Garance A Drosihn wrote: > >How does one fix this in a library? I've been moving the > >initialization to main() for applications. > > If all else fails, have some global static variable, and check > the value in the routine(s) which care. if the flag variable > is still zero, then initialize the stdout variable and change > the flag variable to 1. > > I imagine there's plenty of smarter ways to do it though.

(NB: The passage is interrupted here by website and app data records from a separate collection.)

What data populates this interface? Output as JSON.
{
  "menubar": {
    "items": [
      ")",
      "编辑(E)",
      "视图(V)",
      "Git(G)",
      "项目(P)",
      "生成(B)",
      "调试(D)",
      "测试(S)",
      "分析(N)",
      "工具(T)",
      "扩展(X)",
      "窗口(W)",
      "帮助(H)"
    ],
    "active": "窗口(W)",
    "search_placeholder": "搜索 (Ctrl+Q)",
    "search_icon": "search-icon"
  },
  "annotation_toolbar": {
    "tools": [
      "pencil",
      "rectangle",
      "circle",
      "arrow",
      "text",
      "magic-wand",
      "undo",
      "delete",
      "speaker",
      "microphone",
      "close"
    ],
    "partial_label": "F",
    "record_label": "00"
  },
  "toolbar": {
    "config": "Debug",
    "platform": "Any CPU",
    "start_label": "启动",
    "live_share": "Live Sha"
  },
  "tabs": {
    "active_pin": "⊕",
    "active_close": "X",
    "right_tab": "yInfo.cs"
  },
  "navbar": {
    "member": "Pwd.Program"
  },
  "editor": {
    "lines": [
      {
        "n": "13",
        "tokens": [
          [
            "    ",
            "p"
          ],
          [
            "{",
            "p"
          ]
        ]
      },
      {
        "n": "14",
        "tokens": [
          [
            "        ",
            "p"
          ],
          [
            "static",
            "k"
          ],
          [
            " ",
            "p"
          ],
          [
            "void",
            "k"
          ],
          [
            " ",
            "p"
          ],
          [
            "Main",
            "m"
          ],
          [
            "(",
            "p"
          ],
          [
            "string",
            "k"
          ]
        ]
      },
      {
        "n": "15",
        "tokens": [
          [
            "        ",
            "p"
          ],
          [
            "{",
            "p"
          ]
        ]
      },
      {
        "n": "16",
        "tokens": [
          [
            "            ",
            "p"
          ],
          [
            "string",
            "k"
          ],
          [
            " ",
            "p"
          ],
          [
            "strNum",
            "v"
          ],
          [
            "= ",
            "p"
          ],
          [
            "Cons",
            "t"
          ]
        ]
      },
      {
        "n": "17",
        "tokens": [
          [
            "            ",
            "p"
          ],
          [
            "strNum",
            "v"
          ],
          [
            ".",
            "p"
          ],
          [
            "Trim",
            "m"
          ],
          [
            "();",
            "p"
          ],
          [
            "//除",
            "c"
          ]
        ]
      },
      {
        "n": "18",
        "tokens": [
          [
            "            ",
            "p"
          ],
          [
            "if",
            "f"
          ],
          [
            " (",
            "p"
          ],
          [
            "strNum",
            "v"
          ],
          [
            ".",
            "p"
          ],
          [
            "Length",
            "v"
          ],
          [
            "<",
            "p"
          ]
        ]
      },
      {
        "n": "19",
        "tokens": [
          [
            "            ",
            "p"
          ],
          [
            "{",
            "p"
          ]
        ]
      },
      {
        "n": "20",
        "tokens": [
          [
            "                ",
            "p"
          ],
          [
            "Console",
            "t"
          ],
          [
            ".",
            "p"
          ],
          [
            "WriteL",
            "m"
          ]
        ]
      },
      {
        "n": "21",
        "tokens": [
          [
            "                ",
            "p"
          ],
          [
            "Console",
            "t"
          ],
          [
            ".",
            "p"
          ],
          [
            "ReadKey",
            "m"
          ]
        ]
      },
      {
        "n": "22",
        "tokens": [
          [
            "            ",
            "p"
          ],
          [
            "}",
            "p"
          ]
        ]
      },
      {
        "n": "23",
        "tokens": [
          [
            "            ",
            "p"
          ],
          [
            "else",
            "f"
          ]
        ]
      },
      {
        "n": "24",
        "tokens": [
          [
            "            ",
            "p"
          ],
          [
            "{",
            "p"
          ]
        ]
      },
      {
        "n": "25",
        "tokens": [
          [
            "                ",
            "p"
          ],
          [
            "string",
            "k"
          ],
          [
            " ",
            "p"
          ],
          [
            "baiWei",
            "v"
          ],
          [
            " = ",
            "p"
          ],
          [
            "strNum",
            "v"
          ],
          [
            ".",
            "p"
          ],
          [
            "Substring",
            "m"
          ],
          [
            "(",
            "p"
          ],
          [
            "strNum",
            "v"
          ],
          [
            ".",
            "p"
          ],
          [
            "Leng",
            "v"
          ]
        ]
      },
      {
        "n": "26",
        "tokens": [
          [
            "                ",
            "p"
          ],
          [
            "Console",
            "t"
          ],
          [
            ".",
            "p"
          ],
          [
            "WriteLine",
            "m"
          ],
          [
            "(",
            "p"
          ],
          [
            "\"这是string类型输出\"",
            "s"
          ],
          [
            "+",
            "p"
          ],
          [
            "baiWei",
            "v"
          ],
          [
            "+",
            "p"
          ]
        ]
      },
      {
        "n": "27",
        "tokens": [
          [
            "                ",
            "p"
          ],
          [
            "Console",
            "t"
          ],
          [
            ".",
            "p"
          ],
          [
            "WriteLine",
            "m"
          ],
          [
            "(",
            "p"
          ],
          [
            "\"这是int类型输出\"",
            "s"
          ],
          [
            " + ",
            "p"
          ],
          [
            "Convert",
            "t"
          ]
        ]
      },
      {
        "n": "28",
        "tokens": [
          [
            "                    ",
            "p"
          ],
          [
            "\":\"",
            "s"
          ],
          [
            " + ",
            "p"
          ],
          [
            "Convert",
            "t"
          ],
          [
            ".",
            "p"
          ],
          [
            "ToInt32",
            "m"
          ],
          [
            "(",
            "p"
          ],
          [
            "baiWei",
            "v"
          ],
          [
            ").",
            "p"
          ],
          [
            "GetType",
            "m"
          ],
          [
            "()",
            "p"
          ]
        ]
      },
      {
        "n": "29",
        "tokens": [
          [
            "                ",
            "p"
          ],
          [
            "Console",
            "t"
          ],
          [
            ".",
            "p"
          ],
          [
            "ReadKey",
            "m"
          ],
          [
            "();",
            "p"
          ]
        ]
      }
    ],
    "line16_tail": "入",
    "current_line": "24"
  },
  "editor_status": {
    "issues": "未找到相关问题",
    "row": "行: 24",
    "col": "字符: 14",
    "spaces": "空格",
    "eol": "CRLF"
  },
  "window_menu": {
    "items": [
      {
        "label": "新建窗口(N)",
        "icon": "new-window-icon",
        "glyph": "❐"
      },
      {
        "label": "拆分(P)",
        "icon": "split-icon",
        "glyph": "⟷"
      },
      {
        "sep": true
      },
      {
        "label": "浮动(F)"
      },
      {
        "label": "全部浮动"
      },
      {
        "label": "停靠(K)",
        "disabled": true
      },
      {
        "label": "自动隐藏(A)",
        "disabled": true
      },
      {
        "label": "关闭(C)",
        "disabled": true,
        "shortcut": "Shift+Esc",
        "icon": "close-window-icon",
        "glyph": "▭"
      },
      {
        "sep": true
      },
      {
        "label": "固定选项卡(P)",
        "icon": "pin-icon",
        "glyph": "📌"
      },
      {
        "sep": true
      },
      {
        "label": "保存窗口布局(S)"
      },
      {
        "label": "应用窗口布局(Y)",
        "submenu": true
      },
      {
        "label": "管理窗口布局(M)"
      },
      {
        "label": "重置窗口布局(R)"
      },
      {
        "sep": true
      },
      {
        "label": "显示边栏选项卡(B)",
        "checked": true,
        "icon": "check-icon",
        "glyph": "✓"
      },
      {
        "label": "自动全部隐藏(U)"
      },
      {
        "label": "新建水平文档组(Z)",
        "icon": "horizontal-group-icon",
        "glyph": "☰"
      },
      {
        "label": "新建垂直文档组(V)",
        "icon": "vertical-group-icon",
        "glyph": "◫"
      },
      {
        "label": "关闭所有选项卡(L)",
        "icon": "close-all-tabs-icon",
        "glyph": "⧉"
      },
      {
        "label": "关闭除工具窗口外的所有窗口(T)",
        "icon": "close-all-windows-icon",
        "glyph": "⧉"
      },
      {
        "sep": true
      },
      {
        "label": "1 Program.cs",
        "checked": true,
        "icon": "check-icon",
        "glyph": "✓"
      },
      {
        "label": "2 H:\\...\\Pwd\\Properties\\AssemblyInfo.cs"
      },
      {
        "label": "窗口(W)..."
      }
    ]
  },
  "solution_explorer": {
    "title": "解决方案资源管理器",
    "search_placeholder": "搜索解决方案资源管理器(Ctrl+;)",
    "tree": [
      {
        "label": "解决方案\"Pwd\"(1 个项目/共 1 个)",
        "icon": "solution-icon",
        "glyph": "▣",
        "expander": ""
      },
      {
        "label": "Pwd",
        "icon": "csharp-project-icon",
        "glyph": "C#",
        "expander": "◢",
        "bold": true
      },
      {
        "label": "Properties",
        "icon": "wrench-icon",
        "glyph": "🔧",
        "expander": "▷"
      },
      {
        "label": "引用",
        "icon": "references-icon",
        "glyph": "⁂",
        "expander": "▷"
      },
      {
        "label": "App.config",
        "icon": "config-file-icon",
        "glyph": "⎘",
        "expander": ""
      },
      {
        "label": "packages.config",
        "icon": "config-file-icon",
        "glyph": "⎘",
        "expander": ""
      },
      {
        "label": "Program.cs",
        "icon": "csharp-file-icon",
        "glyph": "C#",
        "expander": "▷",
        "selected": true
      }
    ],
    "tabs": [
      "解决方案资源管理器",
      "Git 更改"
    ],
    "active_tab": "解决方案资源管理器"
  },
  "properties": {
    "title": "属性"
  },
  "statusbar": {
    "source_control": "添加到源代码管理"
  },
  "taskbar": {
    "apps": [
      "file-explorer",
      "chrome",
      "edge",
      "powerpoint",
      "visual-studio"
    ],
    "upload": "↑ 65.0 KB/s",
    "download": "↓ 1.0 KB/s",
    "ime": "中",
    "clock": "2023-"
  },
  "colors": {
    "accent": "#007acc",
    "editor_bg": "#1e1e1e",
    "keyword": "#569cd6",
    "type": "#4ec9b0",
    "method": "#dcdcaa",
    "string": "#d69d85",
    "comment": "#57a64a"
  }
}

The smartest way would be to have "all zeros" be the correct default for the initial state data. The next smartest way would be to pick the first zeroed value as an "initialized" variable, and check it each time, setting it to 1, once the initialization has taken place. The next smartest way would be to treat it as if it were a static class declaration that needed to be automatically constructed before it could be used (see the code for this in my previous posting). This one is kind of a tossup, since it gets the extra check out of the main path, but relies on weird glue code. The least smartest way would be to create an init function which had to be called by main() before you could use stdio, unlike all other UNIX systems on the planet. -- Terry To Unsubscribe: send mail to [EMAIL PROTECTED] with "unsubscribe freebsd-current" in the body of the message